The level of NDCs set by each country sets the objectives of that country. However, the “contributions” themselves are not binding under international law because they do not have the specificity, normative character or mandatory language necessary for the creation of binding norms.  In addition, there will be no mechanism  to force a country to set a target in its NDC by a certain date and no application if a target set in an NDC is not met.   There will only be a “Name and Shame” system or, as János Pásztor, UN Under-Secretary-General for Climate Change, told cbs News (USA), a “Name and Encourage” plan.  Given that the agreement has no consequences if countries do not comply with their obligations, such a consensus is fragile. A net of nations withdrawing from the deal could trigger the withdrawal of more governments and lead to a total collapse of the deal.  The Paris Agreement is the world`s first comprehensive climate agreement.  It is rare that there is consensus among almost all nations on a single issue. But with the Paris Agreement, world leaders agreed that climate change is driven by human behavior, that it poses a threat to the environment and all of humanity, and that global action is needed to stop it. A clear framework has also been put in place for all countries to make emission reduction commitments and strengthen these measures over time. Here are some important reasons why the agreement is so important: The Paris Agreement is an agreement within the United Nations Framework Convention on Climate Change (UNFCCC) that deals with the mitigation, adaptation and financing of greenhouse gas emissions and was signed in 2016.

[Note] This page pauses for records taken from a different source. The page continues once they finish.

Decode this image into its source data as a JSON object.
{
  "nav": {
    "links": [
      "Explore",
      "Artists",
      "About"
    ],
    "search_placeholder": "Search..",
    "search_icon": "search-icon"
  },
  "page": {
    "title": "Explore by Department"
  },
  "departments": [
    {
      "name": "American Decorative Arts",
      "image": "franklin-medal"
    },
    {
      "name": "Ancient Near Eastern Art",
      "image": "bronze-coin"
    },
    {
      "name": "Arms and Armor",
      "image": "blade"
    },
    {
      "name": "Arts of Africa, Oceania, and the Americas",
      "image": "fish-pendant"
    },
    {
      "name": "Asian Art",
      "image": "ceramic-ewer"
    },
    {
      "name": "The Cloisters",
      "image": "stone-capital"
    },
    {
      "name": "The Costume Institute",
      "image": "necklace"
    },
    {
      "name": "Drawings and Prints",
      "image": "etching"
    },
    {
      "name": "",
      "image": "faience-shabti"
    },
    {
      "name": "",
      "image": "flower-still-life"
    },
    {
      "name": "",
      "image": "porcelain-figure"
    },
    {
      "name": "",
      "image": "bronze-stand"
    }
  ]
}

The wording of the agreement was negotiated by representatives of 196 States Parties at the 21st Conference of the Parties to the UNFCCC at Le Bourget, near Paris, France, and adopted by consensus on 12 December 2015.   By February 2020, the 196 members of the UNFCCC had signed the agreement and 189 had become parties to the agreement.  Of the seven countries that are not parties to the law, the only major emitters are Iran and Turkey. In response to the climate challenge, the agreement recognises that states have common but different responsibilities, i.e. according to their respective capacities and different national circumstances. This agreement is a clear call from governments to be ready to implement the 2030 Agenda for Sustainable Development. Paragraph 1 of Article 21 of the Paris Agreement will enter into force 30 days after the date on which at least 55 countries, which account for 55 per cent of total global greenhouse gas emissions, have deposited their instruments of ratification, acceptance or approval with the Secretary-General of the United Nations. .